The government expects to decide within a year whether Queenstown Lakes and other district councils can charge visitor levies.
A spokeswoman for Prime Minister John Key says the government is waiting for a private sector review to be completed.
However, it’s “likely” to reach a decision before next year’s general election.
The Otago Daily Times sought comment from Mr Key after Queenstown Chamber of Commerce boss Ann Lockhart said last Thursday she was “not holding my breath” on the government’s making up its mind before the election.
Speaking at the chamber’s annual meeting last Thursday, Lockhart said a consultancy company had completed the draft of a business case for a Queenstown visitor levy.
However, it would not be presented to the government until two pieces of independent research were available.
Major tourism companies including Air New Zealand and Auckland Airport have commissioned consultancy firm McKinsey & Company to carry out international research into funding models for tourism infrastructure.

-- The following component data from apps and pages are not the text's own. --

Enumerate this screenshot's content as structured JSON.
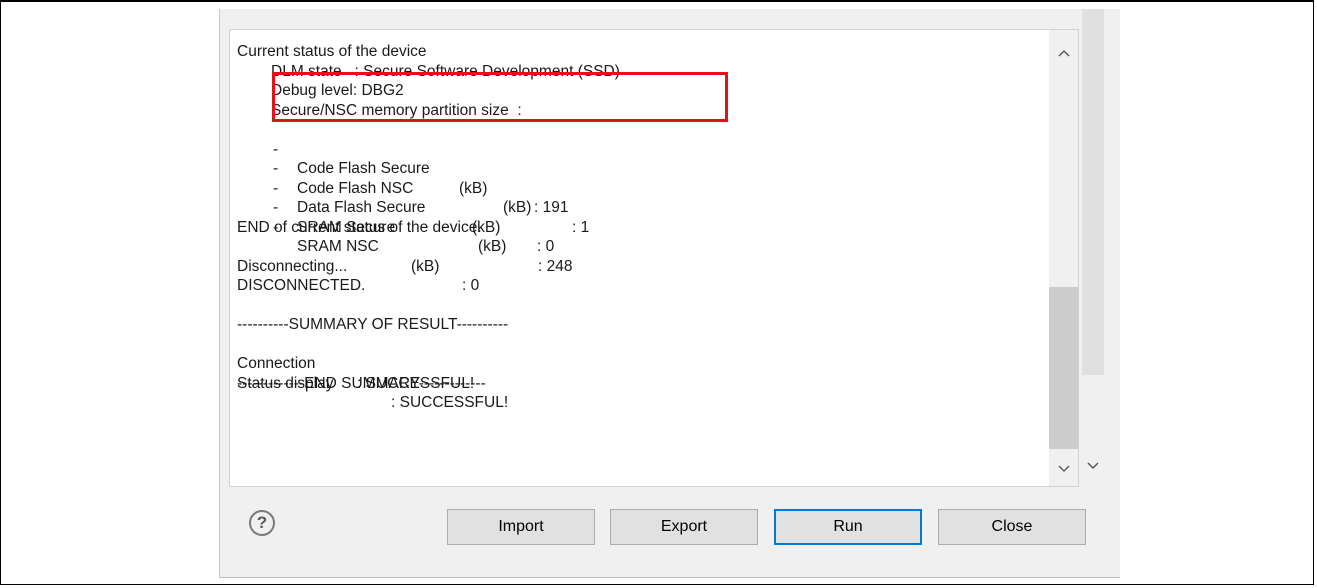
{
  "console": {
    "lines": {
      "l0": "Current status of the device",
      "l1": "DLM state   : Secure Software Development (SSD)",
      "l2": "Debug level: DBG2",
      "l3": "Secure/NSC memory partition size  :",
      "l9": "END of current status of the device.",
      "l11": "Disconnecting...",
      "l12": "DISCONNECTED.",
      "l14": "----------SUMMARY OF RESULT----------",
      "l17": "-------------END SUMMARY-------------"
    },
    "partitions": [
      {
        "label": "Code Flash Secure",
        "unit": "(kB)",
        "value": ": 191"
      },
      {
        "label": "Code Flash NSC",
        "unit": "(kB)",
        "value": ": 1"
      },
      {
        "label": "Data Flash Secure",
        "unit": "(kB)",
        "value": ": 0"
      },
      {
        "label": "SRAM Secure",
        "unit": "(kB)",
        "value": ": 248"
      },
      {
        "label": "SRAM NSC",
        "unit": "(kB)",
        "value": ": 0"
      }
    ],
    "dash": "-",
    "summary": [
      {
        "label": "Connection",
        "value": ": SUCCESSFUL!"
      },
      {
        "label": "Status display",
        "value": ": SUCCESSFUL!"
      }
    ]
  },
  "buttons": {
    "import": "Import",
    "export": "Export",
    "run": "Run",
    "close": "Close"
  },
  "icons": {
    "help": "?",
    "scroll_up": "^",
    "scroll_down": "v"
  },
  "colors": {
    "highlight": "#e0121b",
    "default_button_border": "#0078d7"
  }
}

Tourism Industry Aotearoa is also leading the development of a “national infrastructure assessment for tourism” that is intended to complement the private sector research.
Lockhart says targeted or general rates are “not necessarily the fairest and most efficient way” to fund infrastructure projects in Queenstown.
The resort is second only to Auckland as a tourist centre, with about 3.5 million guest nights in the year to October.
Lockhart: “That is a huge number for a ratepayer base of 20,000 people.”
The pressure on ratepayers is “out of all proportion with anywhere else in New Zealand”, she says, and would only worsen if growth in visitor numbers continues at its present rate.
The resort needs to improve its facilities and services to cater for growth, she says.
“It’s absolutely critical we maintain our reputation in a highly competitive global market.”
Otago Daily Times